> [What is needed]: Find every line in the records below that holds the word "adrian", and copy it out.

> [Supplied information]:
******

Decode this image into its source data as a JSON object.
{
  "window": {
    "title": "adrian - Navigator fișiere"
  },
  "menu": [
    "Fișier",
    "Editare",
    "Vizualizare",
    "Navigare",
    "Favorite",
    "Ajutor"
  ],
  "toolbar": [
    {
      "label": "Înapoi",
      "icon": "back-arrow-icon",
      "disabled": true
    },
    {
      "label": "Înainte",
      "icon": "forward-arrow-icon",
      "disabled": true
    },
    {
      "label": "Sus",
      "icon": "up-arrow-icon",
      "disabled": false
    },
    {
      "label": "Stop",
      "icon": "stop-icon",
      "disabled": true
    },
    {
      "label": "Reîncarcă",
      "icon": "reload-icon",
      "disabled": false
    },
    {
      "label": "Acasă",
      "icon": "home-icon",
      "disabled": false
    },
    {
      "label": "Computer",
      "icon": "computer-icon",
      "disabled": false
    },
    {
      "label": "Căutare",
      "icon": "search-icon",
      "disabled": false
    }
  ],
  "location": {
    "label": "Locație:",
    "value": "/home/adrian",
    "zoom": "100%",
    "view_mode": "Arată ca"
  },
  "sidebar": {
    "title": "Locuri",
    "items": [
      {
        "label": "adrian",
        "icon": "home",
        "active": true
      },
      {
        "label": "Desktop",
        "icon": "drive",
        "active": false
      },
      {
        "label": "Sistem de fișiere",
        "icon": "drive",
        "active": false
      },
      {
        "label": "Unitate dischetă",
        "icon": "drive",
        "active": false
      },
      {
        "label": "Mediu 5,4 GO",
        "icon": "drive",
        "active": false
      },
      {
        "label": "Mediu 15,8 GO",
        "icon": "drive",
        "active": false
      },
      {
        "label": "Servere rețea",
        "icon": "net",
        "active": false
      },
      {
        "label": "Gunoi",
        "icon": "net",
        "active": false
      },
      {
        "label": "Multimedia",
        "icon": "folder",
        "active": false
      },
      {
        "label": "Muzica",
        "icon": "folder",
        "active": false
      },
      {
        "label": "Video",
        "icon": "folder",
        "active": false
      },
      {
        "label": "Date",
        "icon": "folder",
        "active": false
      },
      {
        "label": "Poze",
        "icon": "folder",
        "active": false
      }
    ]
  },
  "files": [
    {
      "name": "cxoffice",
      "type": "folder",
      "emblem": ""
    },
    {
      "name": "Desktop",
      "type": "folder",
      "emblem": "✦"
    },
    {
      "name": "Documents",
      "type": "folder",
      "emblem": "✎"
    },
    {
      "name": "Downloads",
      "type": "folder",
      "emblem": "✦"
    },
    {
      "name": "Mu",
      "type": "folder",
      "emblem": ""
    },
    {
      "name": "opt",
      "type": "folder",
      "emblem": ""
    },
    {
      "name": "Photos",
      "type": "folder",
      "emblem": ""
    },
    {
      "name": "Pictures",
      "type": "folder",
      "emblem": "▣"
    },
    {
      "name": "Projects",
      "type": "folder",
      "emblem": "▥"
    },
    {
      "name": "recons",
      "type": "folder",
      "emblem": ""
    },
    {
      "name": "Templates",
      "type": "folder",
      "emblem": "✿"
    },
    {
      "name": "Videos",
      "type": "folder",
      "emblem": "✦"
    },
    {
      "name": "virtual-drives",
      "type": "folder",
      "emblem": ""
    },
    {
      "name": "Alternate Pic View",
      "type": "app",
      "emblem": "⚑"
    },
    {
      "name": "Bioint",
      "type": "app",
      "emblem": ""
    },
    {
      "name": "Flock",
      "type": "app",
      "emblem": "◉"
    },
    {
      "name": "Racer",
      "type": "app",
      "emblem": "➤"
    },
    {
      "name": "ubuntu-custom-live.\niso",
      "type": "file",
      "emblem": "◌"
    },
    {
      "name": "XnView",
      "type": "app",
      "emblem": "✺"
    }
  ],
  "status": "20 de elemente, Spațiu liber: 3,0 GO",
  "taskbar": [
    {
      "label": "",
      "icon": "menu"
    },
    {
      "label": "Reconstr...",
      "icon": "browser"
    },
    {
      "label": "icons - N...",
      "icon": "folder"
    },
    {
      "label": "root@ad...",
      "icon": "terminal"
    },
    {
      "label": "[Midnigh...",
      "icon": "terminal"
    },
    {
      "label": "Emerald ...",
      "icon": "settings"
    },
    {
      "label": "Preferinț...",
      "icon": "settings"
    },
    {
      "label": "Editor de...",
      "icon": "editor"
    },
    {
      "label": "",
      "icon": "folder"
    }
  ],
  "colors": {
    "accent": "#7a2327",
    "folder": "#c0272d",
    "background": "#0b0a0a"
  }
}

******

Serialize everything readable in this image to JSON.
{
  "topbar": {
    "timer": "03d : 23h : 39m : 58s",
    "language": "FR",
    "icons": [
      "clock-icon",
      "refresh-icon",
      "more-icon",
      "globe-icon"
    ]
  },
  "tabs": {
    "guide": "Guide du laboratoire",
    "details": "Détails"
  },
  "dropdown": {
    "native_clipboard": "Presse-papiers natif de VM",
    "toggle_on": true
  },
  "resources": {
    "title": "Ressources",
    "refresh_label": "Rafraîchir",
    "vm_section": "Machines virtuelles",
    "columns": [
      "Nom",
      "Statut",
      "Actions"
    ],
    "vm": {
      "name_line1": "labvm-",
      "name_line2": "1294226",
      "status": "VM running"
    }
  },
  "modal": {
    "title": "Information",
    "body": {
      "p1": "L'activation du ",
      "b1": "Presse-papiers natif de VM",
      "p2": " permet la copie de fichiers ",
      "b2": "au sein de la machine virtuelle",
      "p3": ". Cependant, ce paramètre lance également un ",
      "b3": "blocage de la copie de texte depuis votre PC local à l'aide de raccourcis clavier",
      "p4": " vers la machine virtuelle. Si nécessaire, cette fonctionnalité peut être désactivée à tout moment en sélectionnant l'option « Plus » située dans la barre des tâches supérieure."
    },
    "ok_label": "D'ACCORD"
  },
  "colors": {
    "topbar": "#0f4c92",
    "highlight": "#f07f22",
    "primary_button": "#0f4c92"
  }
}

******

> [Problem solution]:
    "title": "adrian - Navigator fișiere"
    "value": "/home/adrian",
        "label": "adrian",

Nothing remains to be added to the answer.